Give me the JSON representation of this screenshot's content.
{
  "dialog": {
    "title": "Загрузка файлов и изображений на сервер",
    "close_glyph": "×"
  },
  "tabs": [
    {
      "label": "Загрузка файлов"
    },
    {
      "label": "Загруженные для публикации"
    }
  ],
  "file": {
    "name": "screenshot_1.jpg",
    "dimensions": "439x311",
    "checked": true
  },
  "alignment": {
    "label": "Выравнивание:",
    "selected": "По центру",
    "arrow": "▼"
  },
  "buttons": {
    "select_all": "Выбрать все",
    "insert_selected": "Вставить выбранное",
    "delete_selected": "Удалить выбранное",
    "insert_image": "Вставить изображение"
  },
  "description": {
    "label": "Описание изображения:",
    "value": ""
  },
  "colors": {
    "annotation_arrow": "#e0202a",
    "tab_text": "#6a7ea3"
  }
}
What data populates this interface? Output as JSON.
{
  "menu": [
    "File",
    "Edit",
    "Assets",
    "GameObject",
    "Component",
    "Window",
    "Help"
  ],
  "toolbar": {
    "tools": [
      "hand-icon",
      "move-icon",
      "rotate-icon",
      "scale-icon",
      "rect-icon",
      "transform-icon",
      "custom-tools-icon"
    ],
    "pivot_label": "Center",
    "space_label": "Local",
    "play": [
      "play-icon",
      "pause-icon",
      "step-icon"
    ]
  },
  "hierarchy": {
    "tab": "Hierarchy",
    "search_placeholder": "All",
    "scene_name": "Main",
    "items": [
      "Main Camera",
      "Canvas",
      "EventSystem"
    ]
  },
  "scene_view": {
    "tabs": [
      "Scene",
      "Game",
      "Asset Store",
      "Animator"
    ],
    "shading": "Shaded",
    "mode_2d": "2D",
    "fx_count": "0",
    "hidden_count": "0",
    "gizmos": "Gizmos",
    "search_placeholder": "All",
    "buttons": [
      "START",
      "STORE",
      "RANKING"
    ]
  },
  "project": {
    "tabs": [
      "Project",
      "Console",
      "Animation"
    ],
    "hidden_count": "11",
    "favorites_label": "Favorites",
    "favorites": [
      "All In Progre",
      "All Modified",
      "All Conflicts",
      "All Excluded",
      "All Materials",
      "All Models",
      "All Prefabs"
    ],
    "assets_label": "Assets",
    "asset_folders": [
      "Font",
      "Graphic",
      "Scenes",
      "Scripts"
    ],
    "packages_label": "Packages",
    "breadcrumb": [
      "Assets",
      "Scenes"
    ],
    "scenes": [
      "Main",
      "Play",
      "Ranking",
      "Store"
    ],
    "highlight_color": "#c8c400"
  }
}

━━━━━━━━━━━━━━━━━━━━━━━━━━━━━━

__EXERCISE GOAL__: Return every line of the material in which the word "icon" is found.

__RESPONSE TO THIS TASK__:
      "hand-icon",
      "move-icon",
      "rotate-icon",
      "scale-icon",
      "rect-icon",
      "transform-icon",
      "custom-tools-icon"
      "play-icon",
      "pause-icon",
      "step-icon"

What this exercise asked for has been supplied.